Prior to the AIDS Conference, the Secretary-General met with the United Nations country team in Mexico, who surprised him with a mariachi band during a town hall meeting.  The Secretary-General sang along as the band played Bésame mucho and Canta y no llores.

The following day, on Monday, 4 August, the Secretary-General started his morning with a bilateral meeting with Spain’s First Vice President, María Teresa Fernández de la Vega, and a working breakfast with the Global Compact’s Mexico network.

He later addressed an extraordinary session of the Agency for the Prohibition of Nuclear Weapons in Latin America and the Caribbean, known by its Spanish acronym, OPANAL.  At the Mexican Ministry of Foreign Affairs, where the session was held, the Secretary-General said that international efforts to prevent nuclear proliferation and achieve nuclear disarmament continued to face significant challenges.  He also noted that it had been almost 40 years since his predecessor, U Thant, attended the first session of OPANAL’s General Conference.  In that regard, he was deeply honoured to be the second Secretary-General to address OPANAL, he said.  Before leaving the Ministry, the Secretary-General viewed a travelling exhibit, designed by the United Nations Information Centre in Mexico, which illustrated the United Nations work in Mexico.  (See Press Release SG/SM/11728.)

The Secretary-General’s next stop was Los Pinos, the official residence and offices of the President of Mexico.  There he held bilateral meetings with Foreign Secretary Patricia Espinosa and President Felipe Calderón.  He also held a working meeting on the Millennium Development Goals and climate change with President Calderón.

Following the working meeting, the Secretary-General and President Calderón held a joint outdoor press encounter.  In his remarks to the press, the Secretary-General praised the progress Mexico had made in setting up several new, ambitious targets, which went beyond the original Millennium Development Goals, and commended Mexico for providing regional leadership in the response to the AIDS pandemic.  He added that, during their meeting, he and the President had also discussed Haiti, where recent unrest and political instability had shown the fragility of the stabilization process.

The Secretary-General later spoke to a Joint Session of the Mexican Senate and Chamber of Deputies, telling them that the world faces three critical challenges on which their engagement is essential:  a climate crisis, a food crisis, and an emerging development emergency.  Each by itself is a formidable threat, yet they are deeply intertwined and require a truly global response, he added.  Before his speech, the Secretary-General laid a wreath before a statue of Belisario Domínguez, a Mexican physician and politician who served as a senator and was murdered in 1913 after speaking out against dictatorship.  (See Press Release SG/SM/11730.)

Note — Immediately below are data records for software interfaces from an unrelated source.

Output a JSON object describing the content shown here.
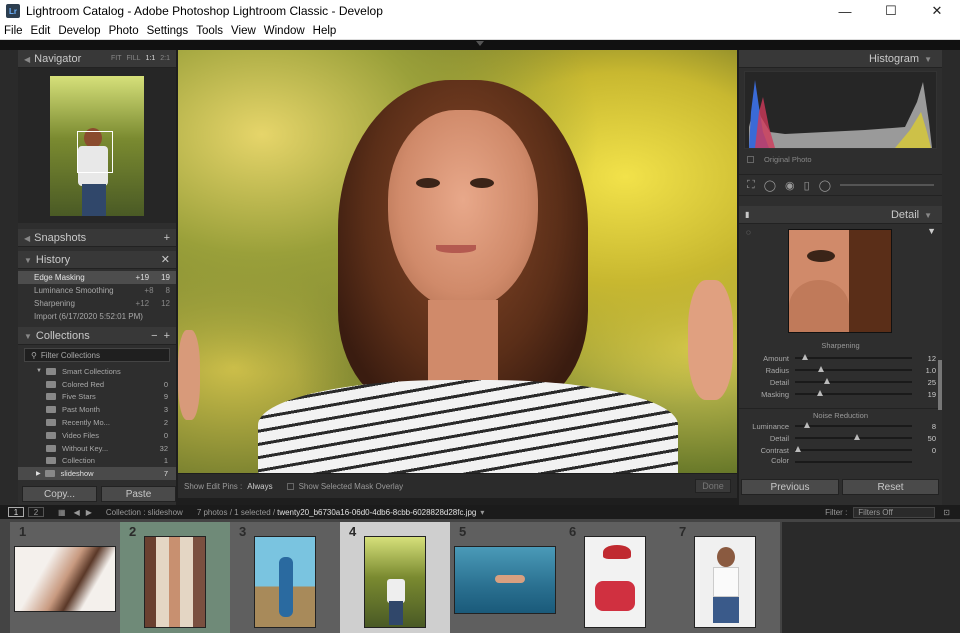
{
  "window": {
    "title": "Lightroom Catalog - Adobe Photoshop Lightroom Classic - Develop",
    "logo": "Lr"
  },
  "menu": [
    "File",
    "Edit",
    "Develop",
    "Photo",
    "Settings",
    "Tools",
    "View",
    "Window",
    "Help"
  ],
  "navigator": {
    "title": "Navigator",
    "options": [
      "FIT",
      "FILL",
      "1:1",
      "2:1"
    ]
  },
  "snapshots": {
    "title": "Snapshots"
  },
  "history": {
    "title": "History",
    "items": [
      {
        "label": "Edge Masking",
        "v1": "+19",
        "v2": "19",
        "selected": true
      },
      {
        "label": "Luminance Smoothing",
        "v1": "+8",
        "v2": "8"
      },
      {
        "label": "Sharpening",
        "v1": "+12",
        "v2": "12"
      },
      {
        "label": "Import (6/17/2020 5:52:01 PM)",
        "v1": "",
        "v2": ""
      }
    ]
  },
  "collections": {
    "title": "Collections",
    "filter": "Filter Collections",
    "group": "Smart Collections",
    "items": [
      {
        "label": "Colored Red",
        "count": "0"
      },
      {
        "label": "Five Stars",
        "count": "9"
      },
      {
        "label": "Past Month",
        "count": "3"
      },
      {
        "label": "Recently Mo...",
        "count": "2"
      },
      {
        "label": "Video Files",
        "count": "0"
      },
      {
        "label": "Without Key...",
        "count": "32"
      },
      {
        "label": "Collection",
        "count": "1"
      },
      {
        "label": "slideshow",
        "count": "7",
        "selected": true
      }
    ]
  },
  "left_buttons": {
    "copy": "Copy...",
    "paste": "Paste"
  },
  "toolbar": {
    "show_pins_label": "Show Edit Pins :",
    "show_pins_value": "Always",
    "mask_overlay": "Show Selected Mask Overlay",
    "done": "Done"
  },
  "histogram": {
    "title": "Histogram",
    "original": "Original Photo"
  },
  "detail": {
    "title": "Detail",
    "sharpening": {
      "title": "Sharpening",
      "rows": [
        {
          "label": "Amount",
          "value": "12",
          "pos": 0.06
        },
        {
          "label": "Radius",
          "value": "1.0",
          "pos": 0.3
        },
        {
          "label": "Detail",
          "value": "25",
          "pos": 0.25
        },
        {
          "label": "Masking",
          "value": "19",
          "pos": 0.19
        }
      ]
    },
    "noise": {
      "title": "Noise Reduction",
      "rows": [
        {
          "label": "Luminance",
          "value": "8",
          "pos": 0.08
        },
        {
          "label": "Detail",
          "value": "50",
          "pos": 0.5
        },
        {
          "label": "Contrast",
          "value": "0",
          "pos": 0.0
        }
      ],
      "partial": "Color"
    }
  },
  "right_buttons": {
    "previous": "Previous",
    "reset": "Reset"
  },
  "status": {
    "screens": [
      "1",
      "2"
    ],
    "source": "Collection : slideshow",
    "count": "7 photos / 1 selected /",
    "filename": "twenty20_b6730a16-06d0-4db6-8cbb-6028828d28fc.jpg",
    "filter_label": "Filter :",
    "filter_value": "Filters Off"
  },
  "filmstrip": [
    "1",
    "2",
    "3",
    "4",
    "5",
    "6",
    "7"
  ]
}
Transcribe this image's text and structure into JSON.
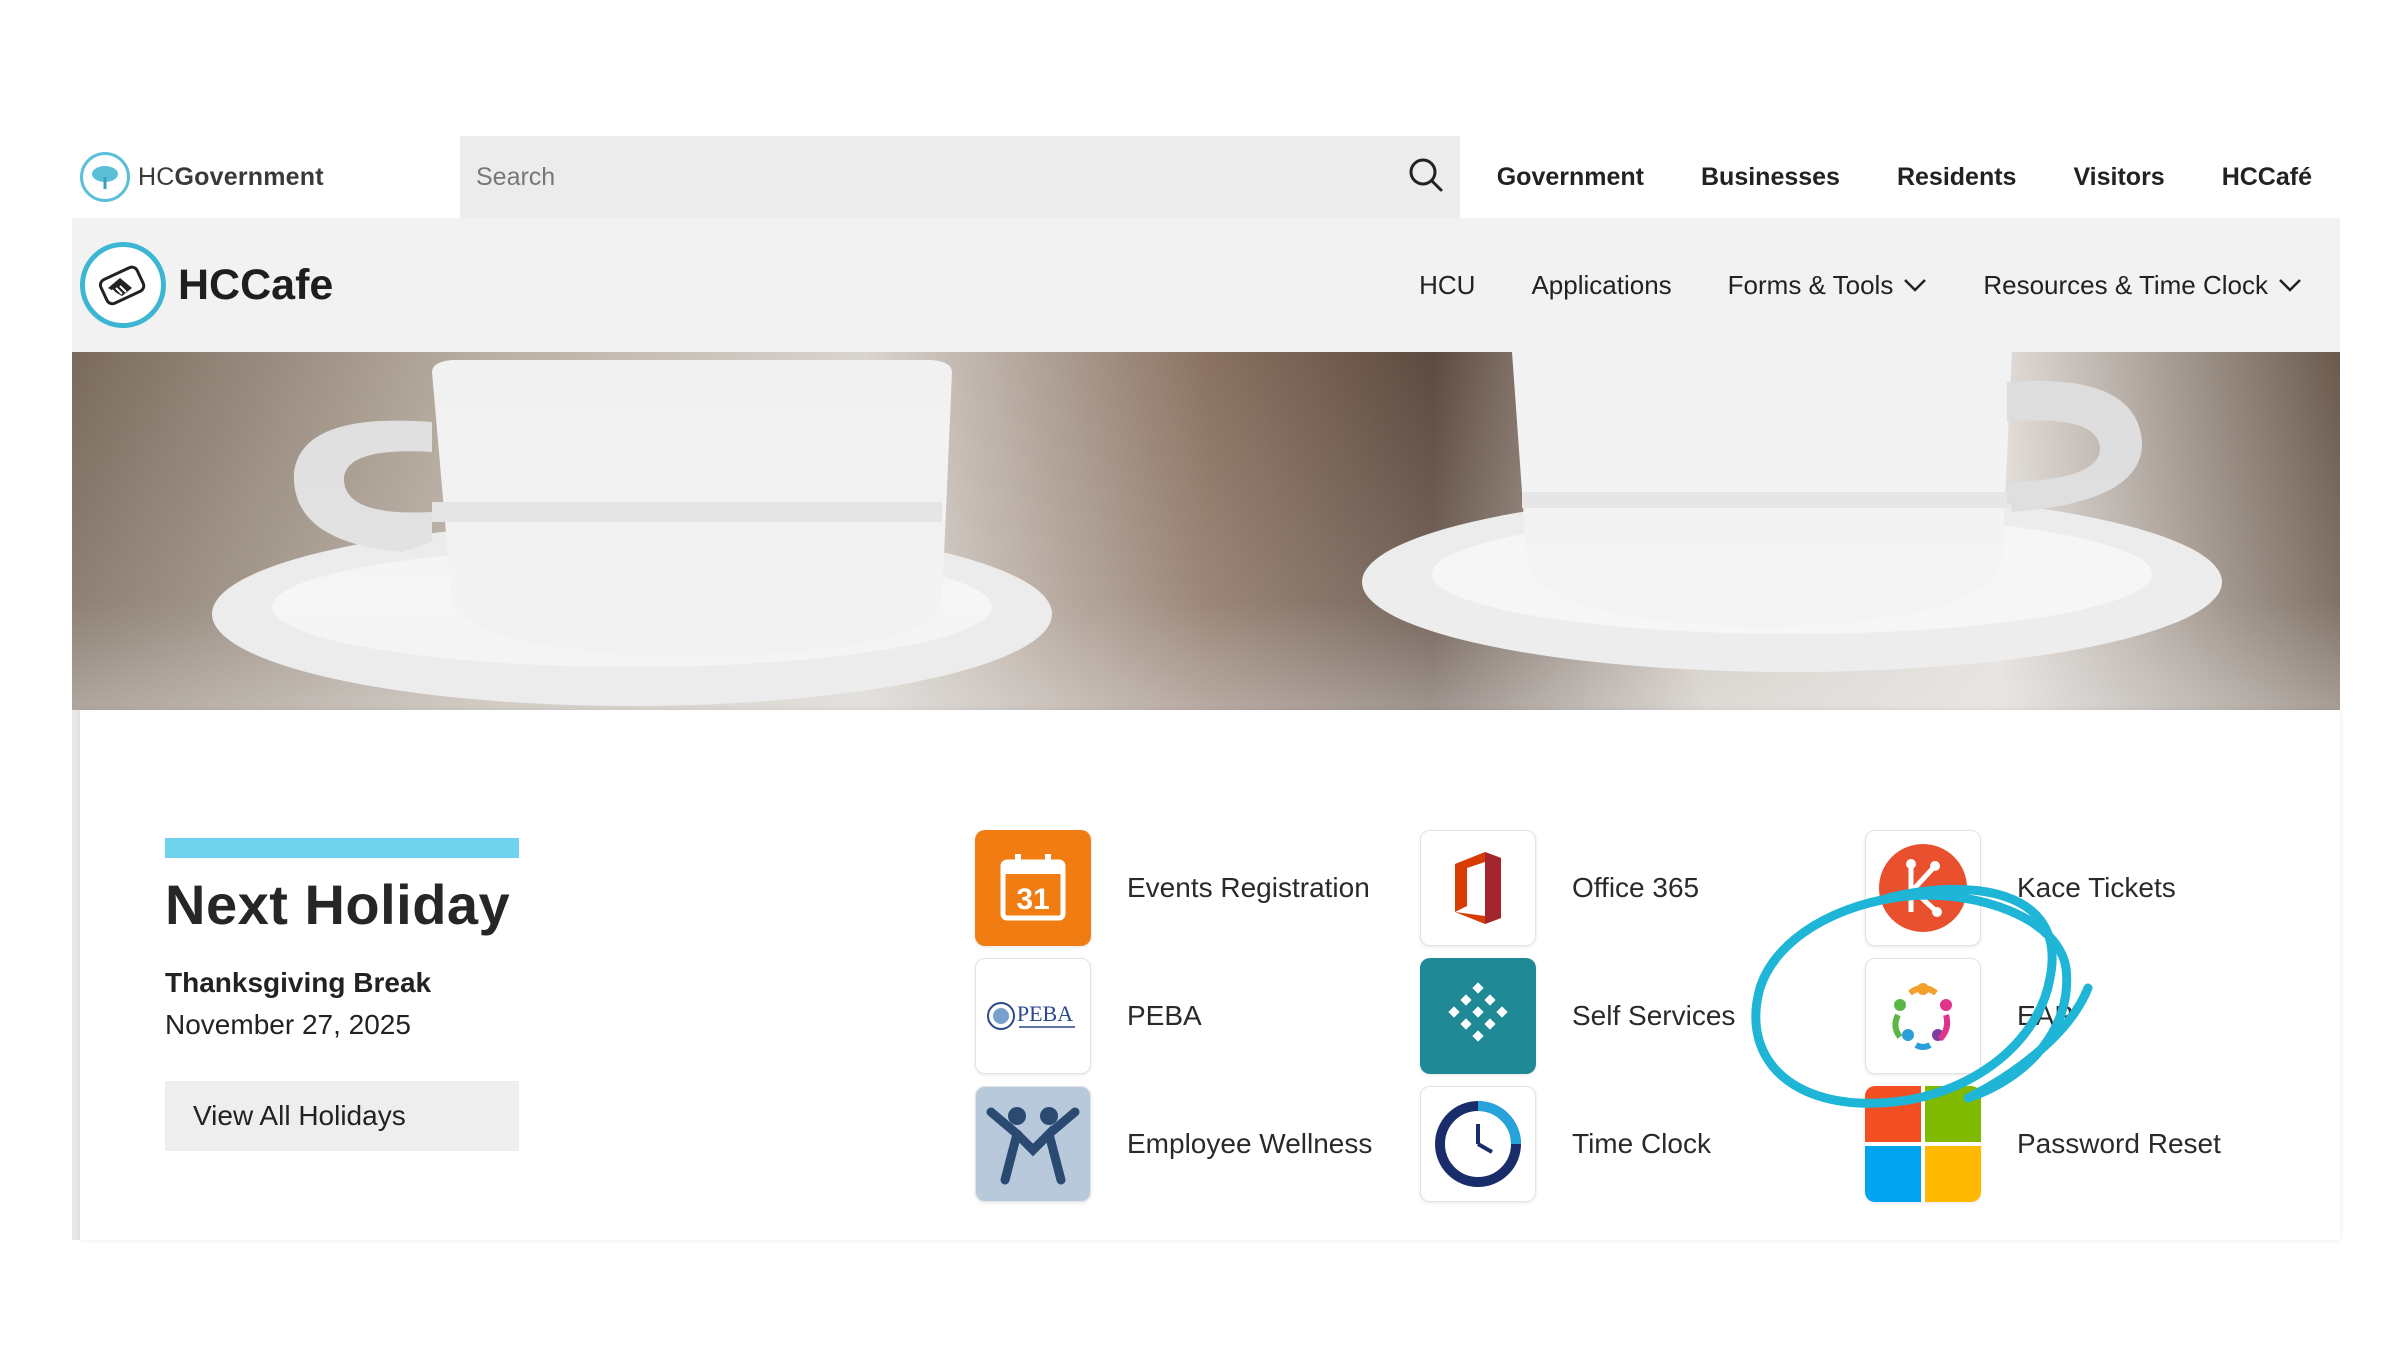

After a bilateral meeting with former United States President William Jefferson Clinton, which focused on climate change and AIDS, the Secretary-General headed to the Global Village, a site for side events of the International AIDS Conference.  Together with his wife, the Secretary-General saw a performance by “Dance for Life”, a group dedicated to raising awareness and funds for HIV/AIDS care, prevention and education while promoting the art of dance.  The Secretary-General also heard from people who were infected with HIV in an interactive discussion.  In remarks at the Global Village, the Secretary-General emphasized that the people he had met were at the heart of the AIDS response, and he told them, “I profoundly admire your courage and commitment.”  He called for renewed leadership in eradicating stigma and discrimination associated with HIV.  (See Press Release SG/SM/11731.)

The Secretary-General and his wife departed Mexico City for New York on Tuesday, 5 August.

For information media. Not an official record.